Some Things Never Change, But Some Things Do

I’ve been writing these opening articles ("overture essays," we call them, somewhat pretentiously) for many years now. And increasingly, when I approach the prospect of digging down into a subject we’ve covered before—such as this one, business process management, or BPM—there’s a moment when I think:

"What else can be said about this subject that hasn’t already been said?"

And I’m always wrong. Especially when I get to interview people like Theresa Kollath, Laura Mooney and Karin Ondricek. Theresa’s the senior director of product management at ASG, the Naples, FL-based provider of what they call "Business Service Management." Laura is VP of corporate communications for Metastorm, the well-known business process management software vendor. And Karin is senior manager for marketing the Documentum xCP, the "xCelerated Composition Platform."

We sat down over the phone and through the cloud during a few sessions in early November, 2009. Here’s some of what we talked about:
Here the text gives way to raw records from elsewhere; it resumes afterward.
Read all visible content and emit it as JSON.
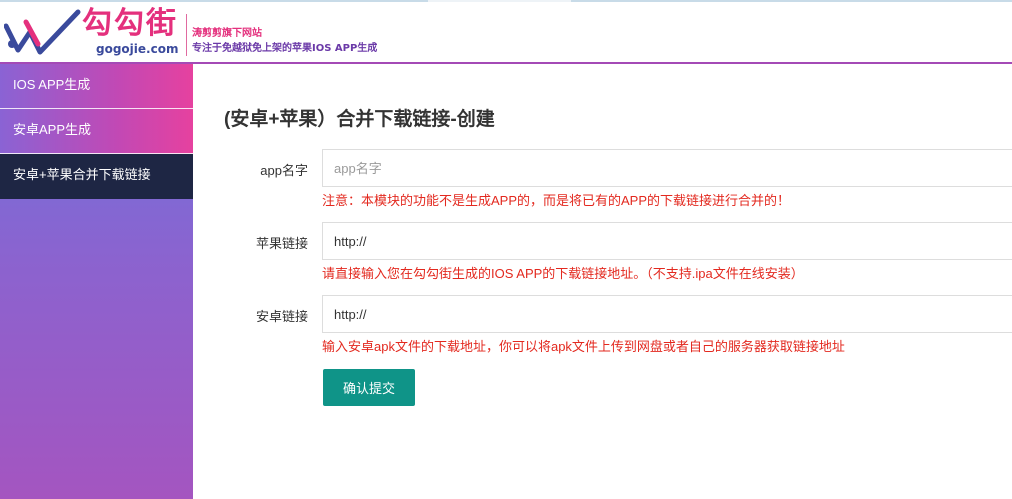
{
  "header": {
    "logo_text": "勾勾街",
    "logo_domain": "gogojie.com",
    "tagline_line1": "涛剪剪旗下网站",
    "tagline_line2": "专注于免越狱免上架的苹果IOS APP生成",
    "logo_mark_icon": "check-swoosh-logo",
    "colors": {
      "brand_pink": "#e4307d",
      "brand_blue": "#3a4a9c",
      "brand_purple": "#6b3aa8"
    }
  },
  "sidebar": {
    "items": [
      {
        "label": "IOS APP生成",
        "active": false
      },
      {
        "label": "安卓APP生成",
        "active": false
      },
      {
        "label": "安卓+苹果合并下载链接",
        "active": true
      }
    ]
  },
  "main": {
    "title": "(安卓+苹果）合并下载链接-创建",
    "form": {
      "app_name": {
        "label": "app名字",
        "value": "",
        "placeholder": "app名字",
        "hint": "注意：本模块的功能不是生成APP的，而是将已有的APP的下载链接进行合并的！"
      },
      "apple_link": {
        "label": "苹果链接",
        "value": "http://",
        "hint": "请直接输入您在勾勾街生成的IOS APP的下载链接地址。（不支持.ipa文件在线安装）"
      },
      "android_link": {
        "label": "安卓链接",
        "value": "http://",
        "hint": "输入安卓apk文件的下载地址，你可以将apk文件上传到网盘或者自己的服务器获取链接地址"
      },
      "submit_label": "确认提交"
    },
    "colors": {
      "hint_red": "#e3291f",
      "button_teal": "#0f9488"
    }
  }
}
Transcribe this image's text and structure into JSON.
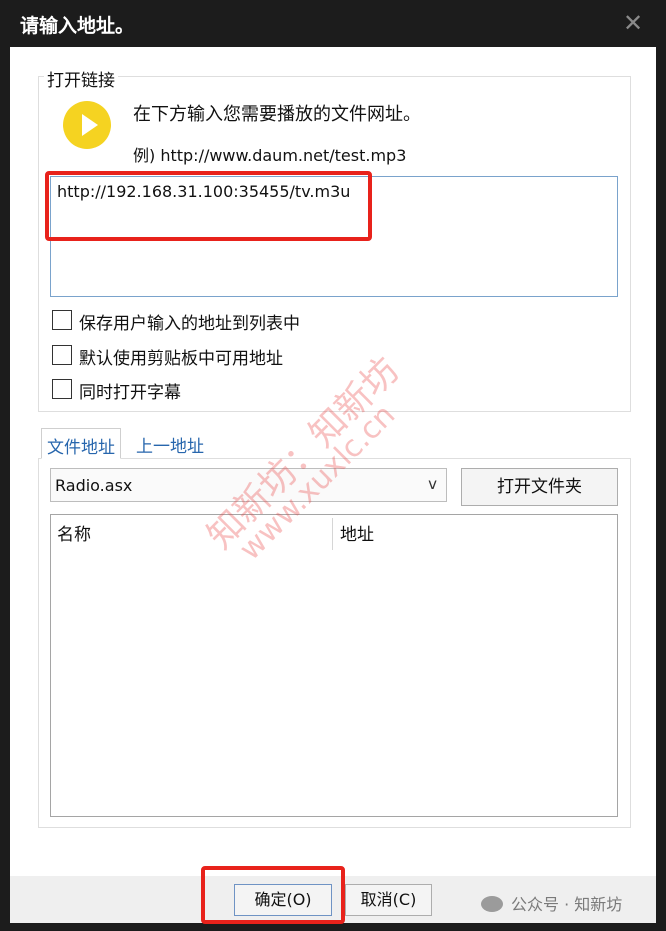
{
  "window": {
    "title": "请输入地址。",
    "close_glyph": "✕"
  },
  "link_group": {
    "legend": "打开链接",
    "icon": "play-icon",
    "instruction": "在下方输入您需要播放的文件网址。",
    "example": "例) http://www.daum.net/test.mp3",
    "url_value": "http://192.168.31.100:35455/tv.m3u",
    "checkboxes": [
      {
        "label": "保存用户输入的地址到列表中",
        "checked": false
      },
      {
        "label": "默认使用剪贴板中可用地址",
        "checked": false
      },
      {
        "label": "同时打开字幕",
        "checked": false
      }
    ]
  },
  "tabs": [
    {
      "label": "文件地址",
      "active": true
    },
    {
      "label": "上一地址",
      "active": false
    }
  ],
  "file_panel": {
    "dropdown_value": "Radio.asx",
    "dropdown_arrow": "v",
    "open_folder_button": "打开文件夹",
    "columns": [
      "名称",
      "地址"
    ]
  },
  "buttons": {
    "ok": "确定(O)",
    "cancel": "取消(C)"
  },
  "watermarks": {
    "line1": "知新坊：知新坊",
    "line2": "www.xuxlc.cn"
  },
  "footer": {
    "brand": "公众号 · 知新坊"
  },
  "colors": {
    "accent": "#2766ad",
    "highlight": "#e8221b",
    "play_icon": "#f5d321"
  }
}
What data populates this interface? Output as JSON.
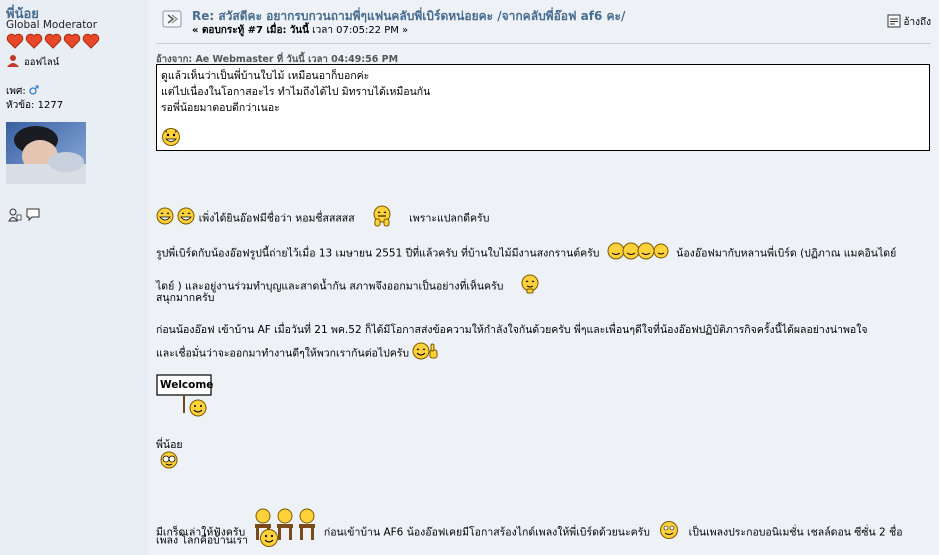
{
  "poster": {
    "username": "พี่น้อย",
    "role": "Global Moderator",
    "status": "ออฟไลน์",
    "gender_label": "เพศ:",
    "posts_label": "หัวข้อ:",
    "posts_count": "1277"
  },
  "post": {
    "title": "Re: สวัสดีคะ อยากรบกวนถามพี่ๆแฟนคลับพี่เบิร์ดหน่อยคะ /จากคลับพี่อ๊อฟ af6 คะ/",
    "reply_prefix": "« ตอบกระทู้ #7 เมื่อ:",
    "reply_when": "วันนี้",
    "reply_time": "เวลา 07:05:22 PM »",
    "quote_button": "อ้างถึง",
    "quote_header": "อ้างจาก: Ae Webmaster ที่ วันนี้ เวลา 04:49:56 PM",
    "quote_lines": [
      "ดูแล้วเห็นว่าเป็นพี่บ้านใบไม้ เหมือนอาก็บอกค่ะ",
      "แต่ไปเนื่องในโอกาสอะไร ทำไมถึงได้ไป มิทราบได้เหมือนกัน",
      "รอพี่น้อยมาตอบดีกว่าเนอะ"
    ],
    "body": {
      "l1a": "เพิ่งได้ยินอ๊อฟมีชื่อว่า หอมชื่สสสสส",
      "l1b": "เพราะแปลกดีครับ",
      "l2a": "รูปพี่เบิร์ดกับน้องอ๊อฟรูปนี้ถ่ายไว้เมื่อ 13 เมษายน 2551 ปีที่แล้วครับ ที่บ้านใบไม้มีงานสงกรานต์ครับ",
      "l2b": "น้องอ๊อฟมากับหลานพี่เบิร์ด (ปฏิภาณ แมคอินไดย์",
      "l3": "ไดย์ ) และอยู่งานร่วมทำบุญและสาดน้ำกัน สภาพจึงออกมาเป็นอย่างที่เห็นครับ",
      "l4": "สนุกมากครับ",
      "l5": "ก่อนน้องอ๊อฟ เข้าบ้าน AF เมื่อวันที่ 21 พค.52 ก็ได้มีโอกาสส่งข้อความให้กำลังใจกันด้วยครับ พี่ๆและเพื่อนๆดีใจที่น้องอ๊อฟปฏิบัติภารกิจครั้งนี้ได้ผลอย่างน่าพอใจ",
      "l6": "และเชื่อมั่นว่าจะออกมาทำงานดีๆให้พวกเรากันต่อไปครับ",
      "welcome_sign": "Welcome",
      "signature": "พี่น้อย",
      "l7a": "มีเกร็ดเล่าให้ฟังครับ",
      "l7b": "ก่อนเข้าบ้าน AF6 น้องอ๊อฟเคยมีโอกาสร้องไกด์เพลงให้พี่เบิร์ดด้วยนะครับ",
      "l7c": "เป็นเพลงประกอบอนิเมชั่น เชลล์ดอน ซีซั่น 2 ชื่อ",
      "l8": "เพลง โลกคือบ้านเรา"
    }
  },
  "colors": {
    "link": "#476c8e",
    "background": "#eef2f7",
    "heart": "#e8482a"
  }
}
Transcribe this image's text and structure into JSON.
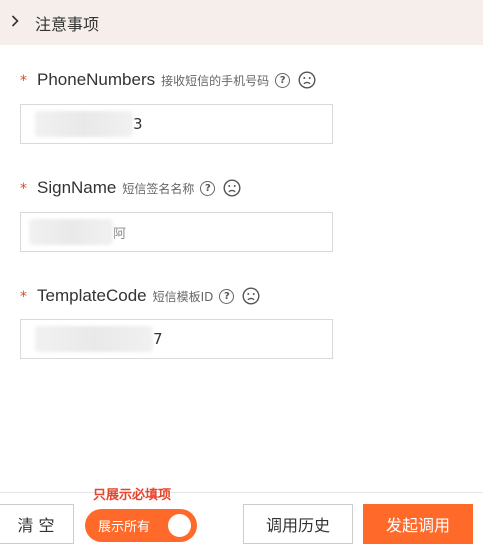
{
  "notice": {
    "title": "注意事项",
    "icon": "chevron-right-icon"
  },
  "fields": [
    {
      "name": "PhoneNumbers",
      "desc": "接收短信的手机号码",
      "value_tail": "3",
      "required_mark": "*"
    },
    {
      "name": "SignName",
      "desc": "短信签名名称",
      "value_tail": "阿",
      "required_mark": "*"
    },
    {
      "name": "TemplateCode",
      "desc": "短信模板ID",
      "value_tail": "7",
      "required_mark": "*"
    }
  ],
  "footer": {
    "only_required_label": "只展示必填项",
    "clear_label": "清 空",
    "toggle_label": "展示所有",
    "history_label": "调用历史",
    "invoke_label": "发起调用"
  },
  "colors": {
    "accent": "#ff6a2a",
    "required": "#e8432b",
    "notice_bg": "#f6eeea"
  }
}
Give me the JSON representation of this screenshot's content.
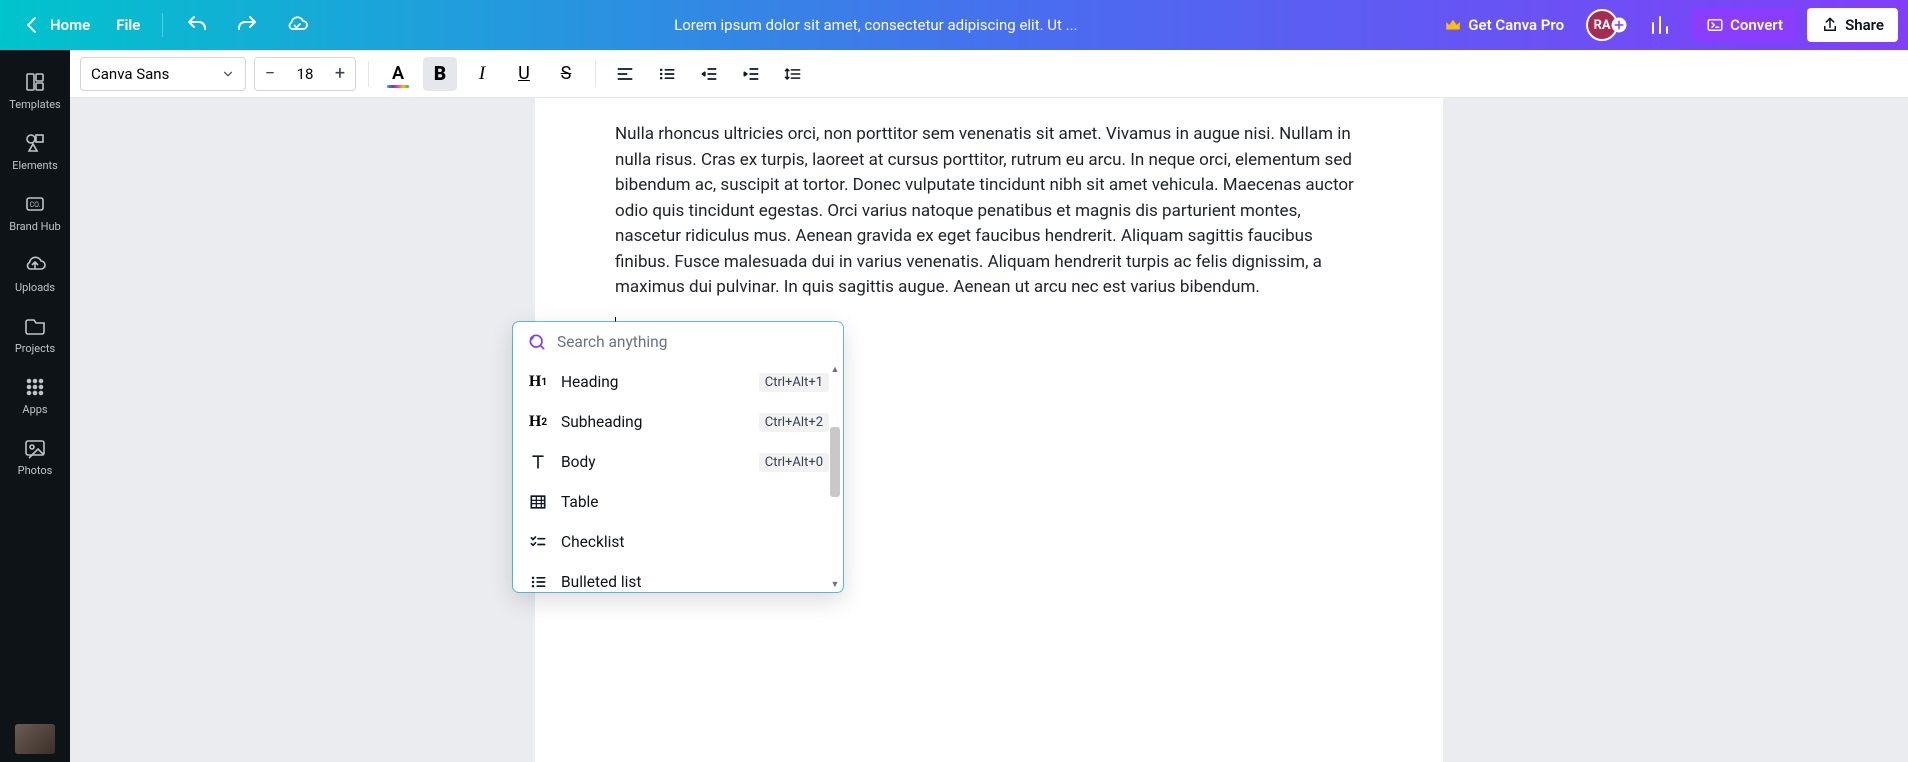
{
  "topbar": {
    "home": "Home",
    "file": "File",
    "title": "Lorem ipsum dolor sit amet, consectetur adipiscing elit. Ut ...",
    "pro": "Get Canva Pro",
    "avatar": "RA",
    "convert": "Convert",
    "share": "Share"
  },
  "sidebar": {
    "items": [
      {
        "label": "Templates"
      },
      {
        "label": "Elements"
      },
      {
        "label": "Brand Hub"
      },
      {
        "label": "Uploads"
      },
      {
        "label": "Projects"
      },
      {
        "label": "Apps"
      },
      {
        "label": "Photos"
      }
    ]
  },
  "toolbar": {
    "font": "Canva Sans",
    "size": "18",
    "minus": "−",
    "plus": "+"
  },
  "document": {
    "body": "Nulla rhoncus ultricies orci, non porttitor sem venenatis sit amet. Vivamus in augue nisi. Nullam in nulla risus. Cras ex turpis, laoreet at cursus porttitor, rutrum eu arcu. In neque orci, elementum sed bibendum ac, suscipit at tortor. Donec vulputate tincidunt nibh sit amet vehicula. Maecenas auctor odio quis tincidunt egestas. Orci varius natoque penatibus et magnis dis parturient montes, nascetur ridiculus mus. Aenean gravida ex eget faucibus hendrerit. Aliquam sagittis faucibus finibus. Fusce malesuada dui in varius venenatis. Aliquam hendrerit turpis ac felis dignissim, a maximus dui pulvinar. In quis sagittis augue. Aenean ut arcu nec est varius bibendum."
  },
  "popup": {
    "search_placeholder": "Search anything",
    "items": [
      {
        "label": "Heading",
        "shortcut": "Ctrl+Alt+1"
      },
      {
        "label": "Subheading",
        "shortcut": "Ctrl+Alt+2"
      },
      {
        "label": "Body",
        "shortcut": "Ctrl+Alt+0"
      },
      {
        "label": "Table",
        "shortcut": ""
      },
      {
        "label": "Checklist",
        "shortcut": ""
      },
      {
        "label": "Bulleted list",
        "shortcut": ""
      }
    ]
  }
}
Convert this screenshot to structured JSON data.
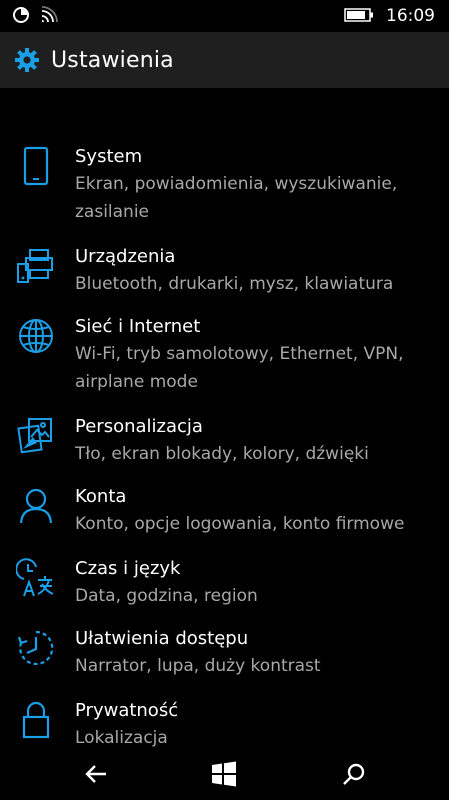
{
  "status": {
    "time": "16:09"
  },
  "header": {
    "title": "Ustawienia"
  },
  "items": [
    {
      "title": "System",
      "subtitle": "Ekran, powiadomienia, wyszukiwanie, zasilanie",
      "icon": "phone-icon"
    },
    {
      "title": "Urządzenia",
      "subtitle": "Bluetooth, drukarki, mysz, klawiatura",
      "icon": "devices-icon"
    },
    {
      "title": "Sieć i Internet",
      "subtitle": "Wi-Fi, tryb samolotowy, Ethernet, VPN, airplane mode",
      "icon": "globe-icon"
    },
    {
      "title": "Personalizacja",
      "subtitle": "Tło, ekran blokady, kolory, dźwięki",
      "icon": "personalization-icon"
    },
    {
      "title": "Konta",
      "subtitle": "Konto, opcje logowania, konto firmowe",
      "icon": "person-icon"
    },
    {
      "title": "Czas i język",
      "subtitle": "Data, godzina, region",
      "icon": "time-language-icon"
    },
    {
      "title": "Ułatwienia dostępu",
      "subtitle": "Narrator, lupa, duży kontrast",
      "icon": "ease-of-access-icon"
    },
    {
      "title": "Prywatność",
      "subtitle": "Lokalizacja",
      "icon": "lock-icon"
    }
  ],
  "colors": {
    "accent": "#1a9ee6",
    "background": "#000000",
    "header": "#1f1f1f",
    "subtitle": "#a8a8a8"
  }
}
Andy Moore: I always start out with: "What’s new?" And more specifically, how are your customers weathering the economic chill? Has BPM been a victim or a beneficiary of the strained economy?

Karin Ondricek: Organizations have had deep layoffs and are trying to continue operations with as few people as possible. BPM can contribute to enabling organizations to "do more with less." If you reduce your staff but your workload doesn’t go down, you need to automate the necessary, but low-value, tasks.

Similarly, when companies merge, you bring systems and staffs together. To do so, you need to consolidate and orchestrate the different processes and systems. BPM plays a critical role here as well.

Theresa Kollath: Because of the mass number of lay-offs, people have to do more with not just less—significantly less. That brings BPM to the forefront: how do we optimize to get the most out of the people who are left? If you have people doing their all plus 50%, you’ll soon reach a breaking point. Either the people break, or the process breaks.

This BPM technology isn’t the sexiest thing out there—it’s not like we’re talking about the Tesla electric car—but it’s a necessity. A necessary evil, some might say, but content management and business process management are mission-critical. For example, we’re in a very different position now than we were even a year ago with regard to workforce—we’re approaching 10% unemployment (this was written in November, 2009). That’s the highest unemployment level in 27, 28 years. This is uncharted territory.

Is there an explicit recognition that BPM can play a role in this scenario? I don’t think people wake up at night with a light bulb over their heads saying, "We’ve got to get BPM to optimize our processes." But they know SOMETHING has to be done. You can just look at the auto industry to see that things need to be changed. People have streamlined; if staffing is 10%-15% of what it was a year ago, you simply can’t have the same output without heroic efforts OR true change.

Laura Mooney: People are still investing in BPM. It’s exactly because of this drive to increase productivity and reduce costs during this recession that has prompted people to look at BPM as a way to do that. BPM has such a reputation for streamlining costs that we are seeing new people who never considered BPM before.

You might have to spend some money on software, but if you can get that investment back—and more—within a year, it’s a smart investment to make in a down economy.

With BPM, there’s a lot of low-hanging fruit...highly manual systems that involve a lot of people. There’s a lot of opportunity to close those gaps, and reduce not only the time it takes to do those things, but also the amount of people it takes to do those things.

Who’s In Charge?

Andy: Let’s pretend for a second that the economy is NOT the primary factor in the purchasing process for BPM. What else is new?

Karin: The focus of BPM has always been the "process," of course, but what we’re seeing today is a change where the "case" becomes the central focus. It better represents the business’ goal. The processes exist to automate and implement the tasks necessary to support the case. In this sense, cases integrate BPM with document management and collaboration to "up-level" process management and involve know-ledge workers to drive the processes and help run the business more effectively.

Theresa: In the past, BPM implementation fell to IT by default. It’s technology, they bought it and it was esoteric enough that it demanded IT’s involvement. Now, the technology is more pervasive, and there’s more of an awareness on the part of the line-of-business managers to take ownership. It used to be about 80/20 in favor of IT’s ownership; now I would say it’s 50/50 or maybe even skewed a little toward the business side.

That is due in part to the purchasing process; business is now required to get justification, and more of it. The buying decision is moving up in the organization, and that’s had a balancing effect on "who’s in charge" arguments between business and IT. And the increased demand to prove ROI requires a broader, more distributed set of participants across the organization.

In the past, the line-of-business managers and the IT director would have gotten together and done a bit of horse-trading. Now it’s shifted more toward the responsibility of the VP level, and in some cases the C-level.

Laura: What’s also different now is that more levels of sign-off are needed than before. Our sales cycles are a bit longer. But IT is not the roadblock; it’s more a matter of getting approval for the dollar amounts. (I know we’re not supposed to talk about the economy here, but it’s hard to avoid!)

But in general, there’s also a mindfulness toward re-use. It depends on the organization, but some look at it more holistically, and realize that BPM long-term is going to be an enterprise initiative. So we might want to START here, in department "A," but we need to keep in mind that it needs to be potentially applicable to other parts of the organization. There need to be enough people involved in the evaluation that folks feel comfortable that the purchase has broader applicability, and it can be scaled over time to, potentially, the rest of the enterprise.

KMWorld Covers
for qualified subscribers
Subscribe Now Current Issue Past Issues